Days after the Indian Air Force (IAF) conducted the massive exercise Gagan Shakti, the Indian Army deployed over 20,000 troops of strike formations as part of the Vijay Prahar exercise near Suratgarh in Rajasthan.
Conducted by the Army’s South Western Command, the exercise is aimed at fine-tuning jointmanship with the IAF.
According to the Indian Army, the troops are using cutting edge equipment and state of the art force multipliers in the Mahajan Field Firing Ranges around 300 km from the closest Pakistani border post.
The exercise has been on for the past couple of weeks and will concluded on 9 May.
“The exercise is aimed to orchestrate wide spectrum of threats which are planned to be tackled through high tempo joint air and land operation involving hundreds of aircraft, thousands of tanks and artillery pieces supported by real time intelligence, surveillance, reconnaissance and just in time logistic support,” an Army spokesperson said.
It will practice the troops in “penetrative manoeuvres across the obstacle ridden terrain under a nuclear umbrella.
“The formations are practicing and operationalising certain innovative concepts of operating in the network centric environment, integrated employment of modern day sensors with the weapon platforms, employment of attack helicopters in the air cavalry role and bold offensive of application of the Special Forces.”
The news of the military exercise comes days after Defence Minister Nirmala Sitharaman confirmed that India will participate in a multi-nation counter-terror exercise in Russia in September, which will also be joined by China, Pakistan and other SCO-member countries.
Speaking at the SCO meeting in Beijing, Sitharman said, “India will participate strongly in SCO’s Peace Mission joint military exercises being held in Russia later this year. We believe that cooperation in SCO framework will help further strengthen India’s bilateral defence ties in the region”.
It will be for the first time since Independence that India and Pakistan will both be part of a military exercise, though the armies of the two nations have worked together in UN peace keeping missions.
The SCO was founded at a summit in Shanghai in 2001 by the Presidents of Russia, China, Kyrgyz Republic, Kazakhstan, Tajikistan and Uzbekistan.
India and Pakistan were admitted as observers of the grouping in 2005. Both the countries were admitted as full members of the bloc last year.

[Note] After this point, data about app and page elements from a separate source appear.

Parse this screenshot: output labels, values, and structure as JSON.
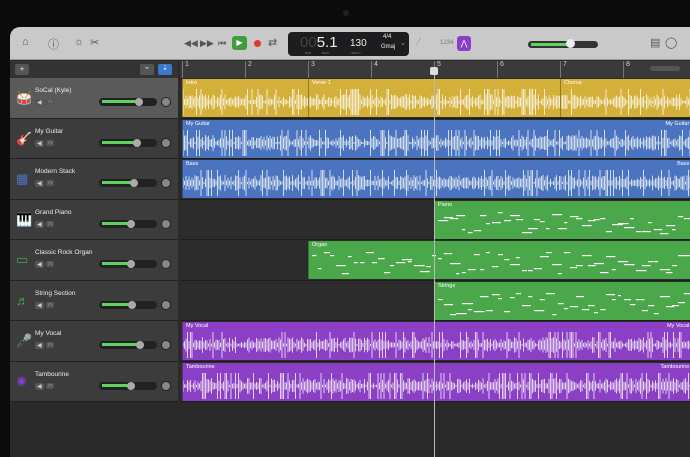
{
  "toolbar": {
    "icons": [
      "library-icon",
      "help-icon",
      "smart-controls-icon",
      "editors-icon",
      "rewind-icon",
      "fast-forward-icon",
      "go-to-beginning-icon",
      "play-icon",
      "record-icon",
      "cycle-icon",
      "metronome-icon",
      "count-in-icon",
      "tuner-icon",
      "notepad-icon",
      "loop-browser-icon"
    ],
    "lcd": {
      "bar_prefix": "00",
      "position": "5.1",
      "bar_label": "BAR",
      "beat_label": "BEAT",
      "tempo": "130",
      "tempo_label": "TEMPO",
      "signature": "4/4",
      "key": "Gmaj"
    },
    "count_in": "1234",
    "master_volume": 0.55
  },
  "ruler": {
    "bars": [
      "1",
      "2",
      "3",
      "4",
      "5",
      "6",
      "7",
      "8"
    ],
    "playhead_bar": 5
  },
  "tracks": [
    {
      "name": "SoCal (Kyle)",
      "icon": "drum-kit-icon",
      "color": "#d4b03a",
      "volume": 0.72,
      "selected": true
    },
    {
      "name": "My Guitar",
      "icon": "guitar-icon",
      "color": "#4a74c0",
      "volume": 0.68
    },
    {
      "name": "Modern Stack",
      "icon": "bass-amp-icon",
      "color": "#4a74c0",
      "volume": 0.62
    },
    {
      "name": "Grand Piano",
      "icon": "piano-icon",
      "color": "#4aa84a",
      "volume": 0.55
    },
    {
      "name": "Classic Rock Organ",
      "icon": "organ-icon",
      "color": "#4aa84a",
      "volume": 0.55
    },
    {
      "name": "String Section",
      "icon": "strings-icon",
      "color": "#4aa84a",
      "volume": 0.58
    },
    {
      "name": "My Vocal",
      "icon": "microphone-icon",
      "color": "#8a3fc4",
      "volume": 0.74
    },
    {
      "name": "Tambourine",
      "icon": "tambourine-icon",
      "color": "#8a3fc4",
      "volume": 0.55
    }
  ],
  "regions": [
    {
      "track": 0,
      "label": "Intro",
      "start": 1,
      "end": 3,
      "kind": "audio",
      "color": "#d4b03a"
    },
    {
      "track": 0,
      "label": "Verse 1",
      "start": 3,
      "end": 7,
      "kind": "audio",
      "color": "#d4b03a"
    },
    {
      "track": 0,
      "label": "Chorus",
      "start": 7,
      "end": 9.1,
      "kind": "audio",
      "color": "#d4b03a"
    },
    {
      "track": 1,
      "label": "My Guitar",
      "label_right": "My Guitar",
      "start": 1,
      "end": 9.1,
      "kind": "audio",
      "color": "#4a74c0"
    },
    {
      "track": 2,
      "label": "Bass",
      "label_right": "Bass",
      "start": 1,
      "end": 9.1,
      "kind": "audio",
      "color": "#4a74c0"
    },
    {
      "track": 3,
      "label": "Piano",
      "start": 5,
      "end": 9.1,
      "kind": "midi",
      "color": "#4aa84a"
    },
    {
      "track": 4,
      "label": "Organ",
      "start": 3,
      "end": 9.1,
      "kind": "midi",
      "color": "#4aa84a"
    },
    {
      "track": 5,
      "label": "Strings",
      "start": 5,
      "end": 9.1,
      "kind": "midi",
      "color": "#4aa84a"
    },
    {
      "track": 6,
      "label": "My Vocal",
      "label_right": "My Vocal",
      "start": 1,
      "end": 9.1,
      "kind": "audio",
      "color": "#8a3fc4"
    },
    {
      "track": 7,
      "label": "Tambourine",
      "label_right": "Tambourine",
      "start": 1,
      "end": 9.1,
      "kind": "audio",
      "color": "#8a3fc4"
    }
  ]
}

Meanwhile, bilateral military exercise of India and China is likely to resume this year, in sync with renewed efforts by both the countries to reset ties hit by a tense standoff between their troops, according to government sources.
(With inputs from agencies.)